There was a wide arrange of side characters, I didn’t necessarily connect with a lot of them. But it was nice to see both main characters have a full life outside of the couple. The attempt at racial diversity with a Chinese side character felt a little off. It had barely a couple scenes. If the author wanted to include more diversity, I would have liked to see the character more developed, give it more dimension than just name dropping them. It was even more jarring because none of the other characters are described or made explicitly non-white.
In general I felt like the book started a little slow, while we got to know more of the characters, but once it picked up about one third into the book it became a captivating fast paced read.
I received an ARC from NetGalley and Bold Strokes Books for an honest review.
I found this work thanks to an Autostraddle article highlighting excerpts from the letters used in the book. Which I highly also recommend you read. Even if you don’t get the book, the article will give you a look into the correspondence Eleanor Roosevelt exchanged with Lorena Hickok, and the nature of their relationship.
However, I don’t think those excerpts are the most valuable part of the book. If you decide to read it, you will get a glimpse into the minds and relationship between these two women, but the work the author does to show us the historical context of the letters, both in relation to Eleanor and Lorena’s relationship, as well as a more global political and historical setting is an added value from the book.
It may sound superfluous, but the first thing I have to say about this book is that the cover is absolutely gorgeous. It’s beautiful, it grabs your attention. If I saw this book in a book store I would immediately grab it and try to see what it is about from the cover alone.
That ability to hook you from the start extends to the words as well. from the prologue I was already invested and dying to read all of it.
When I decided to start writing Book Reviews on this blog in an effort to share with more people the amazing and wide array of sapphic books available, I knew one of my first reviews would be about Monica McCallan. She introduced me to the world of contemporary lesbian romance books, and I can’t thank her enough.

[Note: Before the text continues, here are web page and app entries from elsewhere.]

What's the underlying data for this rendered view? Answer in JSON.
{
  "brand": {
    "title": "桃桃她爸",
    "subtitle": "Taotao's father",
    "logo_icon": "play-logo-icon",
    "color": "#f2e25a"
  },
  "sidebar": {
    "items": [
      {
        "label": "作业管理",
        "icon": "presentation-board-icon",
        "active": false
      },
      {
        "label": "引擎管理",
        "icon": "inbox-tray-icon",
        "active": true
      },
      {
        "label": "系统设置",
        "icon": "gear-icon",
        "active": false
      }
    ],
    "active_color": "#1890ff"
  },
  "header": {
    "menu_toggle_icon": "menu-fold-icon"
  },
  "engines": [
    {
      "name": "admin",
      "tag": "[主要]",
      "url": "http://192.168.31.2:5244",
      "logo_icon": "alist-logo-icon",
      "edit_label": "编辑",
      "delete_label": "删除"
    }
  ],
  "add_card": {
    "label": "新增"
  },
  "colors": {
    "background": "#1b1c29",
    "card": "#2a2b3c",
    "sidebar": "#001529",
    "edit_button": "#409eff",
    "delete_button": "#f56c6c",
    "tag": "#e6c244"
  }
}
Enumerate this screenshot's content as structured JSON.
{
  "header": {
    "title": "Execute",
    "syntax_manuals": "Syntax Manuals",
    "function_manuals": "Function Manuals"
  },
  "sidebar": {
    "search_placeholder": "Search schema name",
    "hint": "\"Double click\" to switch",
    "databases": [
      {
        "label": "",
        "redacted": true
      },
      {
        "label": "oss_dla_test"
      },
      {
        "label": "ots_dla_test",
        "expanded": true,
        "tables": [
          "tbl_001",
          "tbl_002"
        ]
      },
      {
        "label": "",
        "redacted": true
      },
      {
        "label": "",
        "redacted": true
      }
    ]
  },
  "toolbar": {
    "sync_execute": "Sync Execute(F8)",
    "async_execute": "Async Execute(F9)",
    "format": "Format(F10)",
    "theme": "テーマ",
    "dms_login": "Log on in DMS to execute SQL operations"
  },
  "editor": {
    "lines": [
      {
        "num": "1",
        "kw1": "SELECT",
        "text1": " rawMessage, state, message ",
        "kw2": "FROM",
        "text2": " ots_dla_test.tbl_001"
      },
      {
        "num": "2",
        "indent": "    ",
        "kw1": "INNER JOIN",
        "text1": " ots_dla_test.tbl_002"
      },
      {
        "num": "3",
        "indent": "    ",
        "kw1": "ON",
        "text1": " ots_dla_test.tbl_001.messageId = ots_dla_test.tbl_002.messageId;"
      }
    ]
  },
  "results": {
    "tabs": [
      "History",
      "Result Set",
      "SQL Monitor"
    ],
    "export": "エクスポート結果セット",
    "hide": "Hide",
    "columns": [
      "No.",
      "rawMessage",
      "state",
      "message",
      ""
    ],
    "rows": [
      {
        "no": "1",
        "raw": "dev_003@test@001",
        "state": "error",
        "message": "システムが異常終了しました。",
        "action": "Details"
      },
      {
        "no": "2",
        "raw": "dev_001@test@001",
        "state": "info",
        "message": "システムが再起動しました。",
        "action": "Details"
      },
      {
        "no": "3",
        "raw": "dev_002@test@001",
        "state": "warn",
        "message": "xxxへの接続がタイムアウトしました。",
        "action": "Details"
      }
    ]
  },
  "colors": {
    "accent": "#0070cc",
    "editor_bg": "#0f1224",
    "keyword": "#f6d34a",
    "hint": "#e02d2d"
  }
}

But we will get back to that later, let’s focus on her books first. I debated about which one to talk about and settle for Then & Now. It wasn’t the first book by this author than I read, and it’s not her most recent work as she is incredible prolific and I, instead, take ages to get around to do the things I want to do. But it is my favorite, so far, from her.
Before delving into the book itself, as this is my first time writing a book review, I want to point out that it’s just my perception as a reader. I’m not a professional critic nor do I want to be. I’m just a lesbian woman that has always loved reading and recently has started focusing most of her reading time into stories with LGBT characters as protagonists.
There are so many great books out there telling all kinds of stories and focusing on diverse and LGBT characters, I feel grateful every time I find one and If my humble opinions can help someone find their next book to read, I’m happy.
Now, as for the Athena Protocol. I found this book because I follow the author Shamim Sarif in Social Media since she wrote and directed two classic lesbian movies, I Can’t Think Straight and The World Unseen. These movies also have their novel version wrote by Shamim.